(What you have to do):
Restate the entries below in full, exactly as they read, but without pictures.
[[ Exercise data open ]]
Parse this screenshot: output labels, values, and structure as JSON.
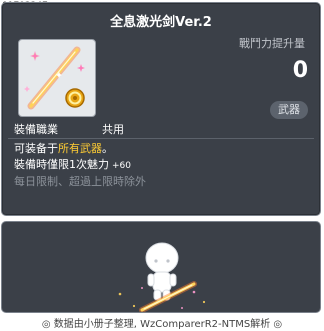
{
  "item_id": "01703247",
  "title": "全息激光剑Ver.2",
  "power": {
    "label": "戰鬥力提升量",
    "value": "0"
  },
  "category_badge": "武器",
  "job": {
    "label": "裝備職業",
    "value": "共用"
  },
  "description": {
    "line1_prefix": "可装备于",
    "line1_highlight": "所有武器",
    "line1_suffix": "。",
    "line2_text": "裝備時僅限1次魅力",
    "line2_bonus": "+60",
    "line3": "每日限制、超過上限時除外"
  },
  "footer": "◎ 数据由小册子整理, WzComparerR2-NTMS解析 ◎",
  "colors": {
    "accent": "#ffcc33",
    "panel": "#3b4048",
    "muted": "#8c929a"
  }
}
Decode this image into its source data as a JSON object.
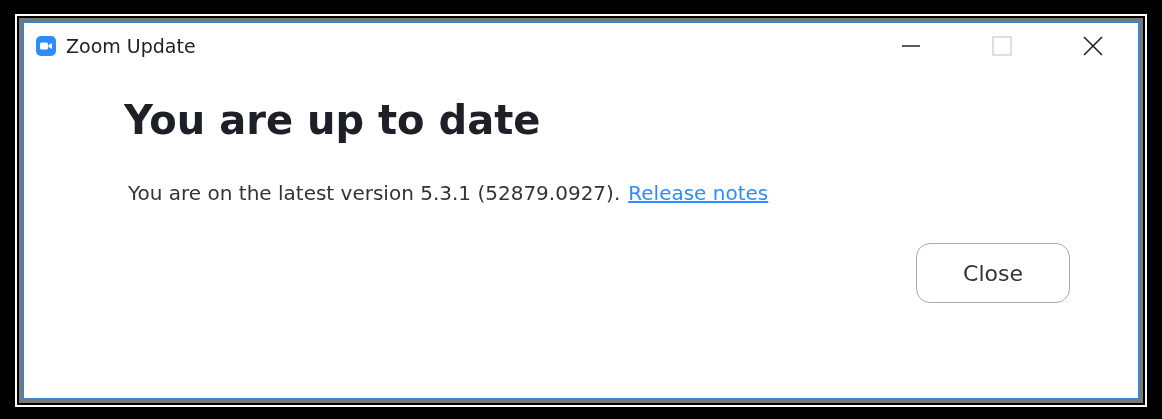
{
  "window": {
    "title": "Zoom Update",
    "controls": [
      {
        "kind": "minimize",
        "disabled": false
      },
      {
        "kind": "maximize",
        "disabled": true
      },
      {
        "kind": "close",
        "disabled": false
      }
    ]
  },
  "heading": "You are up to date",
  "message": {
    "text": "You are on the latest version 5.3.1 (52879.0927).",
    "link": "Release notes"
  },
  "buttons": [
    "Close"
  ]
}
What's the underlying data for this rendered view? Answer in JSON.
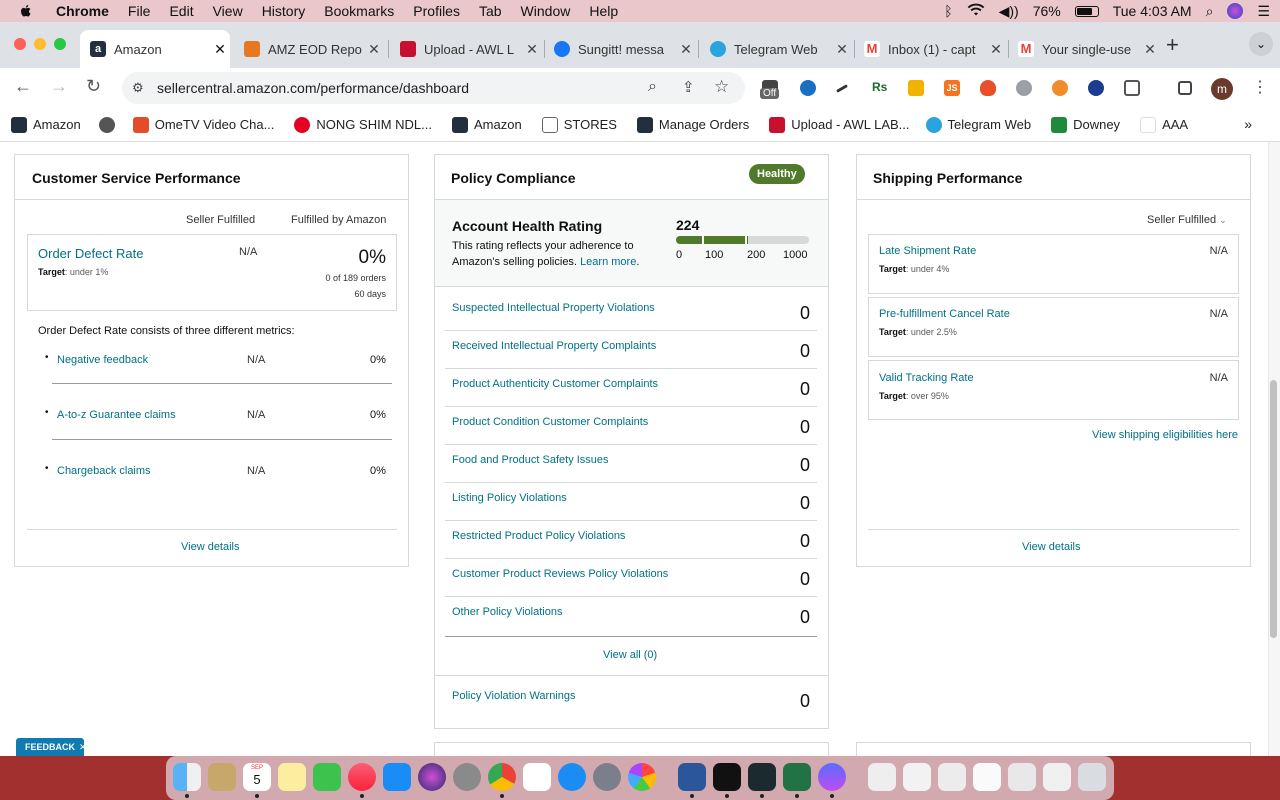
{
  "menubar": {
    "app": "Chrome",
    "items": [
      "File",
      "Edit",
      "View",
      "History",
      "Bookmarks",
      "Profiles",
      "Tab",
      "Window",
      "Help"
    ],
    "battery": "76%",
    "clock": "Tue 4:03 AM"
  },
  "tabs": [
    {
      "title": "Amazon",
      "color": "#232f3e"
    },
    {
      "title": "AMZ EOD Repo",
      "color": "#e87722"
    },
    {
      "title": "Upload - AWL L",
      "color": "#c8102e"
    },
    {
      "title": "Sungitt! messa",
      "color": "#1877f2"
    },
    {
      "title": "Telegram Web",
      "color": "#2aa3df"
    },
    {
      "title": "Inbox (1) - capt",
      "color": "#ea4335"
    },
    {
      "title": "Your single-use",
      "color": "#ea4335"
    }
  ],
  "toolbar": {
    "url": "sellercentral.amazon.com/performance/dashboard",
    "ext_off_label": "Off",
    "profile_initial": "m"
  },
  "bookmarks": [
    {
      "label": "Amazon",
      "color": "#232f3e"
    },
    {
      "label": "",
      "color": "#555"
    },
    {
      "label": "OmeTV Video Cha...",
      "color": "#e34b2b"
    },
    {
      "label": "NONG SHIM NDL...",
      "color": "#e60023"
    },
    {
      "label": "Amazon",
      "color": "#232f3e"
    },
    {
      "label": "STORES",
      "color": "#888"
    },
    {
      "label": "Manage Orders",
      "color": "#232f3e"
    },
    {
      "label": "Upload - AWL LAB...",
      "color": "#c8102e"
    },
    {
      "label": "Telegram Web",
      "color": "#2aa3df"
    },
    {
      "label": "Downey",
      "color": "#1f8a3b"
    },
    {
      "label": "AAA",
      "color": "#fff"
    }
  ],
  "csp": {
    "title": "Customer Service Performance",
    "col1": "Seller Fulfilled",
    "col2": "Fulfilled by Amazon",
    "odr_label": "Order Defect Rate",
    "odr_target_label": "Target",
    "odr_target_value": ": under 1%",
    "odr_sf": "N/A",
    "odr_fba": "0%",
    "odr_orders": "0 of 189 orders",
    "odr_days": "60 days",
    "consists": "Order Defect Rate consists of three different metrics:",
    "metrics": [
      {
        "label": "Negative feedback",
        "sf": "N/A",
        "fba": "0%"
      },
      {
        "label": "A-to-z Guarantee claims",
        "sf": "N/A",
        "fba": "0%"
      },
      {
        "label": "Chargeback claims",
        "sf": "N/A",
        "fba": "0%"
      }
    ],
    "view_details": "View details"
  },
  "policy": {
    "title": "Policy Compliance",
    "badge": "Healthy",
    "ahr_title": "Account Health Rating",
    "ahr_desc1": "This rating reflects your adherence to",
    "ahr_desc2": "Amazon's selling policies.",
    "learn_more": "Learn more",
    "ahr_value": "224",
    "ahr_fill_fraction": 0.224,
    "scale": [
      "0",
      "100",
      "200",
      "1000"
    ],
    "rows": [
      {
        "label": "Suspected Intellectual Property Violations",
        "value": "0"
      },
      {
        "label": "Received Intellectual Property Complaints",
        "value": "0"
      },
      {
        "label": "Product Authenticity Customer Complaints",
        "value": "0"
      },
      {
        "label": "Product Condition Customer Complaints",
        "value": "0"
      },
      {
        "label": "Food and Product Safety Issues",
        "value": "0"
      },
      {
        "label": "Listing Policy Violations",
        "value": "0"
      },
      {
        "label": "Restricted Product Policy Violations",
        "value": "0"
      },
      {
        "label": "Customer Product Reviews Policy Violations",
        "value": "0"
      },
      {
        "label": "Other Policy Violations",
        "value": "0"
      }
    ],
    "view_all": "View all (0)",
    "warnings_label": "Policy Violation Warnings",
    "warnings_value": "0"
  },
  "shipping": {
    "title": "Shipping Performance",
    "selector": "Seller Fulfilled",
    "metrics": [
      {
        "label": "Late Shipment Rate",
        "target_label": "Target",
        "target_value": ": under 4%",
        "value": "N/A"
      },
      {
        "label": "Pre-fulfillment Cancel Rate",
        "target_label": "Target",
        "target_value": ": under 2.5%",
        "value": "N/A"
      },
      {
        "label": "Valid Tracking Rate",
        "target_label": "Target",
        "target_value": ": over 95%",
        "value": "N/A"
      }
    ],
    "eligibilities": "View shipping eligibilities here",
    "view_details": "View details"
  },
  "feedback": "FEEDBACK",
  "dock_calendar_day": "5",
  "dock_calendar_month": "SEP"
}
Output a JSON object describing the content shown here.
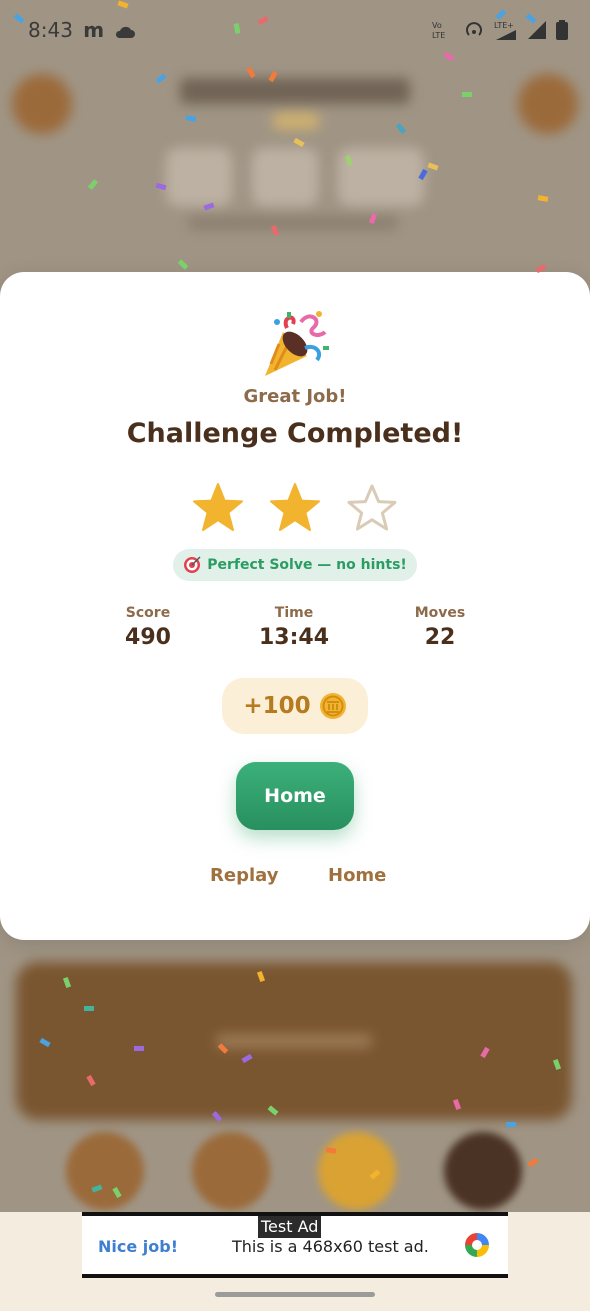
{
  "status_bar": {
    "time": "8:43",
    "carrier_glyph": "m"
  },
  "modal": {
    "subtitle": "Great Job!",
    "title": "Challenge Completed!",
    "stars_earned": 2,
    "stars_total": 3,
    "badge": "Perfect Solve — no hints!",
    "stats": [
      {
        "label": "Score",
        "value": "490"
      },
      {
        "label": "Time",
        "value": "13:44"
      },
      {
        "label": "Moves",
        "value": "22"
      }
    ],
    "reward": "+100",
    "primary_button": "Home",
    "secondary_left": "Replay",
    "secondary_right": "Home"
  },
  "ad": {
    "tag": "Test Ad",
    "headline": "Nice job!",
    "body": "This is a 468x60 test ad."
  },
  "colors": {
    "accent_green": "#2b9c62",
    "title_brown": "#4a2f1d",
    "star_gold": "#f2b32e",
    "coin_text": "#b67a1f"
  }
}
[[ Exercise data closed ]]
(Answer to this task):
Parse this screenshot: output labels, values, and structure as JSON.
{
  "item_id": "01703247",
  "title": "全息激光剑Ver.2",
  "power": {
    "label": "戰鬥力提升量",
    "value": "0"
  },
  "category_badge": "武器",
  "job": {
    "label": "裝備職業",
    "value": "共用"
  },
  "description": {
    "line1_prefix": "可装备于",
    "line1_highlight": "所有武器",
    "line1_suffix": "。",
    "line2_text": "裝備時僅限1次魅力",
    "line2_bonus": "+60",
    "line3": "每日限制、超過上限時除外"
  },
  "footer": "◎ 数据由小册子整理, WzComparerR2-NTMS解析 ◎",
  "colors": {
    "accent": "#ffcc33",
    "panel": "#3b4048",
    "muted": "#8c929a"
  }
}
Decode this image into its source data as a JSON object.
{
  "window": {
    "title": "Zoom Update",
    "controls": [
      {
        "kind": "minimize",
        "disabled": false
      },
      {
        "kind": "maximize",
        "disabled": true
      },
      {
        "kind": "close",
        "disabled": false
      }
    ]
  },
  "heading": "You are up to date",
  "message": {
    "text": "You are on the latest version 5.3.1 (52879.0927).",
    "link": "Release notes"
  },
  "buttons": [
    "Close"
  ]
}
What's the underlying data for this rendered view? Answer in JSON.
{
  "menubar": {
    "app": "Chrome",
    "items": [
      "File",
      "Edit",
      "View",
      "History",
      "Bookmarks",
      "Profiles",
      "Tab",
      "Window",
      "Help"
    ],
    "battery": "76%",
    "clock": "Tue 4:03 AM"
  },
  "tabs": [
    {
      "title": "Amazon",
      "color": "#232f3e"
    },
    {
      "title": "AMZ EOD Repo",
      "color": "#e87722"
    },
    {
      "title": "Upload - AWL L",
      "color": "#c8102e"
    },
    {
      "title": "Sungitt! messa",
      "color": "#1877f2"
    },
    {
      "title": "Telegram Web",
      "color": "#2aa3df"
    },
    {
      "title": "Inbox (1) - capt",
      "color": "#ea4335"
    },
    {
      "title": "Your single-use",
      "color": "#ea4335"
    }
  ],
  "toolbar": {
    "url": "sellercentral.amazon.com/performance/dashboard",
    "ext_off_label": "Off",
    "profile_initial": "m"
  },
  "bookmarks": [
    {
      "label": "Amazon",
      "color": "#232f3e"
    },
    {
      "label": "",
      "color": "#555"
    },
    {
      "label": "OmeTV Video Cha...",
      "color": "#e34b2b"
    },
    {
      "label": "NONG SHIM NDL...",
      "color": "#e60023"
    },
    {
      "label": "Amazon",
      "color": "#232f3e"
    },
    {
      "label": "STORES",
      "color": "#888"
    },
    {
      "label": "Manage Orders",
      "color": "#232f3e"
    },
    {
      "label": "Upload - AWL LAB...",
      "color": "#c8102e"
    },
    {
      "label": "Telegram Web",
      "color": "#2aa3df"
    },
    {
      "label": "Downey",
      "color": "#1f8a3b"
    },
    {
      "label": "AAA",
      "color": "#fff"
    }
  ],
  "csp": {
    "title": "Customer Service Performance",
    "col1": "Seller Fulfilled",
    "col2": "Fulfilled by Amazon",
    "odr_label": "Order Defect Rate",
    "odr_target_label": "Target",
    "odr_target_value": ": under 1%",
    "odr_sf": "N/A",
    "odr_fba": "0%",
    "odr_orders": "0 of 189 orders",
    "odr_days": "60 days",
    "consists": "Order Defect Rate consists of three different metrics:",
    "metrics": [
      {
        "label": "Negative feedback",
        "sf": "N/A",
        "fba": "0%"
      },
      {
        "label": "A-to-z Guarantee claims",
        "sf": "N/A",
        "fba": "0%"
      },
      {
        "label": "Chargeback claims",
        "sf": "N/A",
        "fba": "0%"
      }
    ],
    "view_details": "View details"
  },
  "policy": {
    "title": "Policy Compliance",
    "badge": "Healthy",
    "ahr_title": "Account Health Rating",
    "ahr_desc1": "This rating reflects your adherence to",
    "ahr_desc2": "Amazon's selling policies.",
    "learn_more": "Learn more",
    "ahr_value": "224",
    "ahr_fill_fraction": 0.224,
    "scale": [
      "0",
      "100",
      "200",
      "1000"
    ],
    "rows": [
      {
        "label": "Suspected Intellectual Property Violations",
        "value": "0"
      },
      {
        "label": "Received Intellectual Property Complaints",
        "value": "0"
      },
      {
        "label": "Product Authenticity Customer Complaints",
        "value": "0"
      },
      {
        "label": "Product Condition Customer Complaints",
        "value": "0"
      },
      {
        "label": "Food and Product Safety Issues",
        "value": "0"
      },
      {
        "label": "Listing Policy Violations",
        "value": "0"
      },
      {
        "label": "Restricted Product Policy Violations",
        "value": "0"
      },
      {
        "label": "Customer Product Reviews Policy Violations",
        "value": "0"
      },
      {
        "label": "Other Policy Violations",
        "value": "0"
      }
    ],
    "view_all": "View all (0)",
    "warnings_label": "Policy Violation Warnings",
    "warnings_value": "0"
  },
  "shipping": {
    "title": "Shipping Performance",
    "selector": "Seller Fulfilled",
    "metrics": [
      {
        "label": "Late Shipment Rate",
        "target_label": "Target",
        "target_value": ": under 4%",
        "value": "N/A"
      },
      {
        "label": "Pre-fulfillment Cancel Rate",
        "target_label": "Target",
        "target_value": ": under 2.5%",
        "value": "N/A"
      },
      {
        "label": "Valid Tracking Rate",
        "target_label": "Target",
        "target_value": ": over 95%",
        "value": "N/A"
      }
    ],
    "eligibilities": "View shipping eligibilities here",
    "view_details": "View details"
  },
  "feedback": "FEEDBACK",
  "dock_calendar_day": "5",
  "dock_calendar_month": "SEP"
}
Output a JSON object describing the content shown here.
{
  "status_bar": {
    "time": "8:43",
    "carrier_glyph": "m"
  },
  "modal": {
    "subtitle": "Great Job!",
    "title": "Challenge Completed!",
    "stars_earned": 2,
    "stars_total": 3,
    "badge": "Perfect Solve — no hints!",
    "stats": [
      {
        "label": "Score",
        "value": "490"
      },
      {
        "label": "Time",
        "value": "13:44"
      },
      {
        "label": "Moves",
        "value": "22"
      }
    ],
    "reward": "+100",
    "primary_button": "Home",
    "secondary_left": "Replay",
    "secondary_right": "Home"
  },
  "ad": {
    "tag": "Test Ad",
    "headline": "Nice job!",
    "body": "This is a 468x60 test ad."
  },
  "colors": {
    "accent_green": "#2b9c62",
    "title_brown": "#4a2f1d",
    "star_gold": "#f2b32e",
    "coin_text": "#b67a1f"
  }
}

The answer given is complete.